WHAT YOU WILL DO:
An exact copy of all the records is the expected answer.

SOURCE DATA:
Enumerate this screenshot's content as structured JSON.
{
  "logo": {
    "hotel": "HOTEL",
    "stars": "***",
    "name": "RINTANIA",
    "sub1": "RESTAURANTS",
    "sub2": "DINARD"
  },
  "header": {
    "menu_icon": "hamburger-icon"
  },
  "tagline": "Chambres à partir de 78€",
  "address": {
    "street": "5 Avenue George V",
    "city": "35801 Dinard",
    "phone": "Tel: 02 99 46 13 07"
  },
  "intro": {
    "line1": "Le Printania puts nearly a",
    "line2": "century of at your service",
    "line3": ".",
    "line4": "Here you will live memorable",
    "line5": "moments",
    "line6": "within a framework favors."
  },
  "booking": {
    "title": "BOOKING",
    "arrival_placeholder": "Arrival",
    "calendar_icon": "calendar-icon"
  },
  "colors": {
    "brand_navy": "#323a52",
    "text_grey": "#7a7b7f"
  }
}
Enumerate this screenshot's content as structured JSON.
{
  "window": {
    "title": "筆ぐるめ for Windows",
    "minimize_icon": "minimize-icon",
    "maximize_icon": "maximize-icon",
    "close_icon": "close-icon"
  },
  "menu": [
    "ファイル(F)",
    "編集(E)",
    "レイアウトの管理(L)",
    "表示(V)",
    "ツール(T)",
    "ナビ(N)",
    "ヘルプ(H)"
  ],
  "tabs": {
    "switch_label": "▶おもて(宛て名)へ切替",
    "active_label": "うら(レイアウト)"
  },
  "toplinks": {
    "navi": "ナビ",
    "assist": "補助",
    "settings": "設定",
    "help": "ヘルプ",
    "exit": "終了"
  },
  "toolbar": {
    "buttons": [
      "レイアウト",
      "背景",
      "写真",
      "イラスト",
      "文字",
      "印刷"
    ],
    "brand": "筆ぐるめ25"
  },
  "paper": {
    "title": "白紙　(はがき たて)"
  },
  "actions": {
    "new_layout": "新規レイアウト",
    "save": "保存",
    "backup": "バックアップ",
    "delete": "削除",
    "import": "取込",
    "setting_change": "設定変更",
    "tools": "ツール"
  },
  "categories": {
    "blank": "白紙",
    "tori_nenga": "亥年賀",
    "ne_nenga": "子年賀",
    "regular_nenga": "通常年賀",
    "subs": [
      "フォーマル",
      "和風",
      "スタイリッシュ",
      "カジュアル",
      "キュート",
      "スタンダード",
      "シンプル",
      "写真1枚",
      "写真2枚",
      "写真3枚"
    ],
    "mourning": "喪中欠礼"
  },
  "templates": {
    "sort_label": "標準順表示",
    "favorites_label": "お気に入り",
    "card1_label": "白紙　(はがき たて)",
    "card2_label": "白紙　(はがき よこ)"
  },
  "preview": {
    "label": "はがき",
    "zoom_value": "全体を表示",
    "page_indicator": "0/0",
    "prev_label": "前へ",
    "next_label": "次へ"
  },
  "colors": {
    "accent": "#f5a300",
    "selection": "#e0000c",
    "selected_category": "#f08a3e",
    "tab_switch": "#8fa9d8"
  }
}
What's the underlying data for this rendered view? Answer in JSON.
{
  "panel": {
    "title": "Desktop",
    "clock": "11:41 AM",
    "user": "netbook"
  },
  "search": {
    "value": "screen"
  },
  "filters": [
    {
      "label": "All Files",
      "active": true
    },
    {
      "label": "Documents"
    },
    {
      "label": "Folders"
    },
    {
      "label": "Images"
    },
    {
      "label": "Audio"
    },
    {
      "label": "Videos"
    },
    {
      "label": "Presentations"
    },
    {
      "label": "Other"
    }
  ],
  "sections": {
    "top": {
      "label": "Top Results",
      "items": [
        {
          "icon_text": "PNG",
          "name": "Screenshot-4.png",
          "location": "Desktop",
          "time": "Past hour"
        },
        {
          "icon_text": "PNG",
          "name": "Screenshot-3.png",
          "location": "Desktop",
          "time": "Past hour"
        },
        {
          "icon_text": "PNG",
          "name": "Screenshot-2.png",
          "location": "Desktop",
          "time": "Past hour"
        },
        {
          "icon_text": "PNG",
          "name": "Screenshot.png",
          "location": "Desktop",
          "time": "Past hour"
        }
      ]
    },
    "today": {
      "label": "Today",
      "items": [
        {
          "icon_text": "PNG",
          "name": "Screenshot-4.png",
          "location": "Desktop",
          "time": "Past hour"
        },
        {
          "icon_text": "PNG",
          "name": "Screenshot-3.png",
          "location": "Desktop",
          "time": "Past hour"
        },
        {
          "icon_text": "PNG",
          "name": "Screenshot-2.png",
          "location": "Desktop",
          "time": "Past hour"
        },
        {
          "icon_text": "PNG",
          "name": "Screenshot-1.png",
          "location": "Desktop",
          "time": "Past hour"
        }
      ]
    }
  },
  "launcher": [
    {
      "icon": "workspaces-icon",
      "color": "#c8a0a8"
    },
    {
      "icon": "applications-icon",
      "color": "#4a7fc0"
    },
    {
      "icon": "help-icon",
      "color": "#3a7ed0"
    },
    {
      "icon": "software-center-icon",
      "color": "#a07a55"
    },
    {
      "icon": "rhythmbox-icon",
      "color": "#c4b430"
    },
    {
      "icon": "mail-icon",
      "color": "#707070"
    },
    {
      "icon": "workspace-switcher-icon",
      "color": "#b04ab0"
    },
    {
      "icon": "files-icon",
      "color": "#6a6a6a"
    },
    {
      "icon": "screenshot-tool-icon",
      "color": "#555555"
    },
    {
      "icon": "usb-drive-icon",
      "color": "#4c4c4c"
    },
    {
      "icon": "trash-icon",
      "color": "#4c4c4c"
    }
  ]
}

TASK SOLUTION:
Enumerate this screenshot's content as structured JSON.
{
  "logo": {
    "hotel": "HOTEL",
    "stars": "***",
    "name": "RINTANIA",
    "sub1": "RESTAURANTS",
    "sub2": "DINARD"
  },
  "header": {
    "menu_icon": "hamburger-icon"
  },
  "tagline": "Chambres à partir de 78€",
  "address": {
    "street": "5 Avenue George V",
    "city": "35801 Dinard",
    "phone": "Tel: 02 99 46 13 07"
  },
  "intro": {
    "line1": "Le Printania puts nearly a",
    "line2": "century of at your service",
    "line3": ".",
    "line4": "Here you will live memorable",
    "line5": "moments",
    "line6": "within a framework favors."
  },
  "booking": {
    "title": "BOOKING",
    "arrival_placeholder": "Arrival",
    "calendar_icon": "calendar-icon"
  },
  "colors": {
    "brand_navy": "#323a52",
    "text_grey": "#7a7b7f"
  }
}
Enumerate this screenshot's content as structured JSON.
{
  "window": {
    "title": "筆ぐるめ for Windows",
    "minimize_icon": "minimize-icon",
    "maximize_icon": "maximize-icon",
    "close_icon": "close-icon"
  },
  "menu": [
    "ファイル(F)",
    "編集(E)",
    "レイアウトの管理(L)",
    "表示(V)",
    "ツール(T)",
    "ナビ(N)",
    "ヘルプ(H)"
  ],
  "tabs": {
    "switch_label": "▶おもて(宛て名)へ切替",
    "active_label": "うら(レイアウト)"
  },
  "toplinks": {
    "navi": "ナビ",
    "assist": "補助",
    "settings": "設定",
    "help": "ヘルプ",
    "exit": "終了"
  },
  "toolbar": {
    "buttons": [
      "レイアウト",
      "背景",
      "写真",
      "イラスト",
      "文字",
      "印刷"
    ],
    "brand": "筆ぐるめ25"
  },
  "paper": {
    "title": "白紙　(はがき たて)"
  },
  "actions": {
    "new_layout": "新規レイアウト",
    "save": "保存",
    "backup": "バックアップ",
    "delete": "削除",
    "import": "取込",
    "setting_change": "設定変更",
    "tools": "ツール"
  },
  "categories": {
    "blank": "白紙",
    "tori_nenga": "亥年賀",
    "ne_nenga": "子年賀",
    "regular_nenga": "通常年賀",
    "subs": [
      "フォーマル",
      "和風",
      "スタイリッシュ",
      "カジュアル",
      "キュート",
      "スタンダード",
      "シンプル",
      "写真1枚",
      "写真2枚",
      "写真3枚"
    ],
    "mourning": "喪中欠礼"
  },
  "templates": {
    "sort_label": "標準順表示",
    "favorites_label": "お気に入り",
    "card1_label": "白紙　(はがき たて)",
    "card2_label": "白紙　(はがき よこ)"
  },
  "preview": {
    "label": "はがき",
    "zoom_value": "全体を表示",
    "page_indicator": "0/0",
    "prev_label": "前へ",
    "next_label": "次へ"
  },
  "colors": {
    "accent": "#f5a300",
    "selection": "#e0000c",
    "selected_category": "#f08a3e",
    "tab_switch": "#8fa9d8"
  }
}
What's the underlying data for this rendered view? Answer in JSON.
{
  "panel": {
    "title": "Desktop",
    "clock": "11:41 AM",
    "user": "netbook"
  },
  "search": {
    "value": "screen"
  },
  "filters": [
    {
      "label": "All Files",
      "active": true
    },
    {
      "label": "Documents"
    },
    {
      "label": "Folders"
    },
    {
      "label": "Images"
    },
    {
      "label": "Audio"
    },
    {
      "label": "Videos"
    },
    {
      "label": "Presentations"
    },
    {
      "label": "Other"
    }
  ],
  "sections": {
    "top": {
      "label": "Top Results",
      "items": [
        {
          "icon_text": "PNG",
          "name": "Screenshot-4.png",
          "location": "Desktop",
          "time": "Past hour"
        },
        {
          "icon_text": "PNG",
          "name": "Screenshot-3.png",
          "location": "Desktop",
          "time": "Past hour"
        },
        {
          "icon_text": "PNG",
          "name": "Screenshot-2.png",
          "location": "Desktop",
          "time": "Past hour"
        },
        {
          "icon_text": "PNG",
          "name": "Screenshot.png",
          "location": "Desktop",
          "time": "Past hour"
        }
      ]
    },
    "today": {
      "label": "Today",
      "items": [
        {
          "icon_text": "PNG",
          "name": "Screenshot-4.png",
          "location": "Desktop",
          "time": "Past hour"
        },
        {
          "icon_text": "PNG",
          "name": "Screenshot-3.png",
          "location": "Desktop",
          "time": "Past hour"
        },
        {
          "icon_text": "PNG",
          "name": "Screenshot-2.png",
          "location": "Desktop",
          "time": "Past hour"
        },
        {
          "icon_text": "PNG",
          "name": "Screenshot-1.png",
          "location": "Desktop",
          "time": "Past hour"
        }
      ]
    }
  },
  "launcher": [
    {
      "icon": "workspaces-icon",
      "color": "#c8a0a8"
    },
    {
      "icon": "applications-icon",
      "color": "#4a7fc0"
    },
    {
      "icon": "help-icon",
      "color": "#3a7ed0"
    },
    {
      "icon": "software-center-icon",
      "color": "#a07a55"
    },
    {
      "icon": "rhythmbox-icon",
      "color": "#c4b430"
    },
    {
      "icon": "mail-icon",
      "color": "#707070"
    },
    {
      "icon": "workspace-switcher-icon",
      "color": "#b04ab0"
    },
    {
      "icon": "files-icon",
      "color": "#6a6a6a"
    },
    {
      "icon": "screenshot-tool-icon",
      "color": "#555555"
    },
    {
      "icon": "usb-drive-icon",
      "color": "#4c4c4c"
    },
    {
      "icon": "trash-icon",
      "color": "#4c4c4c"
    }
  ]
}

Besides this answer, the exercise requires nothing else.